# [Web page and app entries]

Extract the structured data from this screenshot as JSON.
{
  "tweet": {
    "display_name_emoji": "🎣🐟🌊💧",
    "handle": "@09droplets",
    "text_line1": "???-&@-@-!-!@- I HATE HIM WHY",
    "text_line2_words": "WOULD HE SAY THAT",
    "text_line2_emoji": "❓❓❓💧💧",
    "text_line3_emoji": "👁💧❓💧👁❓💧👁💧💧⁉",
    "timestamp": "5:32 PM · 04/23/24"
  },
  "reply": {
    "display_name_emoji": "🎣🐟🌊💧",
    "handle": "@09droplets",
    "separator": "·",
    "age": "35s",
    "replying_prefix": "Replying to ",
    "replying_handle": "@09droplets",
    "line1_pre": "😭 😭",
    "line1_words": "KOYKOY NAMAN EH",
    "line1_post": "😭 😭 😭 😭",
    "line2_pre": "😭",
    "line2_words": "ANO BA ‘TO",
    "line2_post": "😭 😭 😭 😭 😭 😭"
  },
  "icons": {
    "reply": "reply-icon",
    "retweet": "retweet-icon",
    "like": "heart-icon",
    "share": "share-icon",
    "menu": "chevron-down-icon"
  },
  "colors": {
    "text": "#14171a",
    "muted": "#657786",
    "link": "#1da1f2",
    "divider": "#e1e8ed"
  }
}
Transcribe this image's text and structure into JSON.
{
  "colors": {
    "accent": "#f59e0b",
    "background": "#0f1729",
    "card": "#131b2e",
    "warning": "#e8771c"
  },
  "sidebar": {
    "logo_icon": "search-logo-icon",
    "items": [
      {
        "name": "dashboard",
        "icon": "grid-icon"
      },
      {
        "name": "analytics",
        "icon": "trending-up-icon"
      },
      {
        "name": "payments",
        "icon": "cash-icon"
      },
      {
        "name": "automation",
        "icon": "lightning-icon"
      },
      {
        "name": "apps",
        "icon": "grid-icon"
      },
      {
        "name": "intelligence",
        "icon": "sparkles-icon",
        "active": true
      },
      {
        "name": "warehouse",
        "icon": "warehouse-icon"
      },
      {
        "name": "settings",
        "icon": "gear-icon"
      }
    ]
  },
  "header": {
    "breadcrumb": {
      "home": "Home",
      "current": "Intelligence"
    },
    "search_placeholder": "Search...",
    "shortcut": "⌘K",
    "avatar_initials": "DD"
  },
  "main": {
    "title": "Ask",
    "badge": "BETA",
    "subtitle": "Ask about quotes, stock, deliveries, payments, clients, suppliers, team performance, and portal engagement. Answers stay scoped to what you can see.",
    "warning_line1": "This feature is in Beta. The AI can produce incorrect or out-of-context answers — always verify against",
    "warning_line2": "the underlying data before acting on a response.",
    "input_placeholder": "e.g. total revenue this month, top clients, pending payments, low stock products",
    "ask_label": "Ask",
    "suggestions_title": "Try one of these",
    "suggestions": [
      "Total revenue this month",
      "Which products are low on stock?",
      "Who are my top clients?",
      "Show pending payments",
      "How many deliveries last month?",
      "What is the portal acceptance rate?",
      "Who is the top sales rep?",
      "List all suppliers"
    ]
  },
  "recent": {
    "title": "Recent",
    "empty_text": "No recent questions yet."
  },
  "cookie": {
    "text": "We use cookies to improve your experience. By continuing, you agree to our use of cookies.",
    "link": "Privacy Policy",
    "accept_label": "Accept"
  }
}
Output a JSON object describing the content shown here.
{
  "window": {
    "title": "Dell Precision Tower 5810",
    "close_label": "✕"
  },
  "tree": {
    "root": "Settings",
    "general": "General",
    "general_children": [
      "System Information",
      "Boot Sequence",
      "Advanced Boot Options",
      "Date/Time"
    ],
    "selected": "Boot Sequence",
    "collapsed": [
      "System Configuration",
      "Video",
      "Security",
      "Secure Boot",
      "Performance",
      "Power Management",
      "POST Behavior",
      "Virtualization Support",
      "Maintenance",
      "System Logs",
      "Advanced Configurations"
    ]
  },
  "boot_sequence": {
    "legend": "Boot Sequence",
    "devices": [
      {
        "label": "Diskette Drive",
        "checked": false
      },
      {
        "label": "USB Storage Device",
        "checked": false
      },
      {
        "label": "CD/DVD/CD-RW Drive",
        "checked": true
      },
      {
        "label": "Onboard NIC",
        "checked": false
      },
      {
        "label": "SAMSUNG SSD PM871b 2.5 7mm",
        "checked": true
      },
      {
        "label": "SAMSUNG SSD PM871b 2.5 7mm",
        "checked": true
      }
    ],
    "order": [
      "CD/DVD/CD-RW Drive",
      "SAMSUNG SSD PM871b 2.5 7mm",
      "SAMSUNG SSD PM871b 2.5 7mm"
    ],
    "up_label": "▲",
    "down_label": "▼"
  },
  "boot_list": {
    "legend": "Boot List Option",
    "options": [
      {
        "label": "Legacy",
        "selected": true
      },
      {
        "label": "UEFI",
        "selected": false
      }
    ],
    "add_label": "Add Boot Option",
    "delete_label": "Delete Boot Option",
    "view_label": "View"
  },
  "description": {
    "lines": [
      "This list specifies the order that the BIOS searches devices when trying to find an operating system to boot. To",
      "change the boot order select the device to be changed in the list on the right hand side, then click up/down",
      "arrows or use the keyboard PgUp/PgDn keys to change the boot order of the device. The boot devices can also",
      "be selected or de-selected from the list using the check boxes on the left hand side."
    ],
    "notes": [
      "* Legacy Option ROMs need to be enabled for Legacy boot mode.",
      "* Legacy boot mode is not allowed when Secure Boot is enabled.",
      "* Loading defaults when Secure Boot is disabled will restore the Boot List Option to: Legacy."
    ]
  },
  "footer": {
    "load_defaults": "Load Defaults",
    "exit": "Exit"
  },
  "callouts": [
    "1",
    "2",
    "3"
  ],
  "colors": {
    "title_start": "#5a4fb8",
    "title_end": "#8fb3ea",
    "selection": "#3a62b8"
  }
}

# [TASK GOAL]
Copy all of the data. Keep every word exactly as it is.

# [SOLVED EXERCISE]
Extract the structured data from this screenshot as JSON.
{
  "tweet": {
    "display_name_emoji": "🎣🐟🌊💧",
    "handle": "@09droplets",
    "text_line1": "???-&@-@-!-!@- I HATE HIM WHY",
    "text_line2_words": "WOULD HE SAY THAT",
    "text_line2_emoji": "❓❓❓💧💧",
    "text_line3_emoji": "👁💧❓💧👁❓💧👁💧💧⁉",
    "timestamp": "5:32 PM · 04/23/24"
  },
  "reply": {
    "display_name_emoji": "🎣🐟🌊💧",
    "handle": "@09droplets",
    "separator": "·",
    "age": "35s",
    "replying_prefix": "Replying to ",
    "replying_handle": "@09droplets",
    "line1_pre": "😭 😭",
    "line1_words": "KOYKOY NAMAN EH",
    "line1_post": "😭 😭 😭 😭",
    "line2_pre": "😭",
    "line2_words": "ANO BA ‘TO",
    "line2_post": "😭 😭 😭 😭 😭 😭"
  },
  "icons": {
    "reply": "reply-icon",
    "retweet": "retweet-icon",
    "like": "heart-icon",
    "share": "share-icon",
    "menu": "chevron-down-icon"
  },
  "colors": {
    "text": "#14171a",
    "muted": "#657786",
    "link": "#1da1f2",
    "divider": "#e1e8ed"
  }
}
Transcribe this image's text and structure into JSON.
{
  "colors": {
    "accent": "#f59e0b",
    "background": "#0f1729",
    "card": "#131b2e",
    "warning": "#e8771c"
  },
  "sidebar": {
    "logo_icon": "search-logo-icon",
    "items": [
      {
        "name": "dashboard",
        "icon": "grid-icon"
      },
      {
        "name": "analytics",
        "icon": "trending-up-icon"
      },
      {
        "name": "payments",
        "icon": "cash-icon"
      },
      {
        "name": "automation",
        "icon": "lightning-icon"
      },
      {
        "name": "apps",
        "icon": "grid-icon"
      },
      {
        "name": "intelligence",
        "icon": "sparkles-icon",
        "active": true
      },
      {
        "name": "warehouse",
        "icon": "warehouse-icon"
      },
      {
        "name": "settings",
        "icon": "gear-icon"
      }
    ]
  },
  "header": {
    "breadcrumb": {
      "home": "Home",
      "current": "Intelligence"
    },
    "search_placeholder": "Search...",
    "shortcut": "⌘K",
    "avatar_initials": "DD"
  },
  "main": {
    "title": "Ask",
    "badge": "BETA",
    "subtitle": "Ask about quotes, stock, deliveries, payments, clients, suppliers, team performance, and portal engagement. Answers stay scoped to what you can see.",
    "warning_line1": "This feature is in Beta. The AI can produce incorrect or out-of-context answers — always verify against",
    "warning_line2": "the underlying data before acting on a response.",
    "input_placeholder": "e.g. total revenue this month, top clients, pending payments, low stock products",
    "ask_label": "Ask",
    "suggestions_title": "Try one of these",
    "suggestions": [
      "Total revenue this month",
      "Which products are low on stock?",
      "Who are my top clients?",
      "Show pending payments",
      "How many deliveries last month?",
      "What is the portal acceptance rate?",
      "Who is the top sales rep?",
      "List all suppliers"
    ]
  },
  "recent": {
    "title": "Recent",
    "empty_text": "No recent questions yet."
  },
  "cookie": {
    "text": "We use cookies to improve your experience. By continuing, you agree to our use of cookies.",
    "link": "Privacy Policy",
    "accept_label": "Accept"
  }
}
Output a JSON object describing the content shown here.
{
  "window": {
    "title": "Dell Precision Tower 5810",
    "close_label": "✕"
  },
  "tree": {
    "root": "Settings",
    "general": "General",
    "general_children": [
      "System Information",
      "Boot Sequence",
      "Advanced Boot Options",
      "Date/Time"
    ],
    "selected": "Boot Sequence",
    "collapsed": [
      "System Configuration",
      "Video",
      "Security",
      "Secure Boot",
      "Performance",
      "Power Management",
      "POST Behavior",
      "Virtualization Support",
      "Maintenance",
      "System Logs",
      "Advanced Configurations"
    ]
  },
  "boot_sequence": {
    "legend": "Boot Sequence",
    "devices": [
      {
        "label": "Diskette Drive",
        "checked": false
      },
      {
        "label": "USB Storage Device",
        "checked": false
      },
      {
        "label": "CD/DVD/CD-RW Drive",
        "checked": true
      },
      {
        "label": "Onboard NIC",
        "checked": false
      },
      {
        "label": "SAMSUNG SSD PM871b 2.5 7mm",
        "checked": true
      },
      {
        "label": "SAMSUNG SSD PM871b 2.5 7mm",
        "checked": true
      }
    ],
    "order": [
      "CD/DVD/CD-RW Drive",
      "SAMSUNG SSD PM871b 2.5 7mm",
      "SAMSUNG SSD PM871b 2.5 7mm"
    ],
    "up_label": "▲",
    "down_label": "▼"
  },
  "boot_list": {
    "legend": "Boot List Option",
    "options": [
      {
        "label": "Legacy",
        "selected": true
      },
      {
        "label": "UEFI",
        "selected": false
      }
    ],
    "add_label": "Add Boot Option",
    "delete_label": "Delete Boot Option",
    "view_label": "View"
  },
  "description": {
    "lines": [
      "This list specifies the order that the BIOS searches devices when trying to find an operating system to boot. To",
      "change the boot order select the device to be changed in the list on the right hand side, then click up/down",
      "arrows or use the keyboard PgUp/PgDn keys to change the boot order of the device. The boot devices can also",
      "be selected or de-selected from the list using the check boxes on the left hand side."
    ],
    "notes": [
      "* Legacy Option ROMs need to be enabled for Legacy boot mode.",
      "* Legacy boot mode is not allowed when Secure Boot is enabled.",
      "* Loading defaults when Secure Boot is disabled will restore the Boot List Option to: Legacy."
    ]
  },
  "footer": {
    "load_defaults": "Load Defaults",
    "exit": "Exit"
  },
  "callouts": [
    "1",
    "2",
    "3"
  ],
  "colors": {
    "title_start": "#5a4fb8",
    "title_end": "#8fb3ea",
    "selection": "#3a62b8"
  }
}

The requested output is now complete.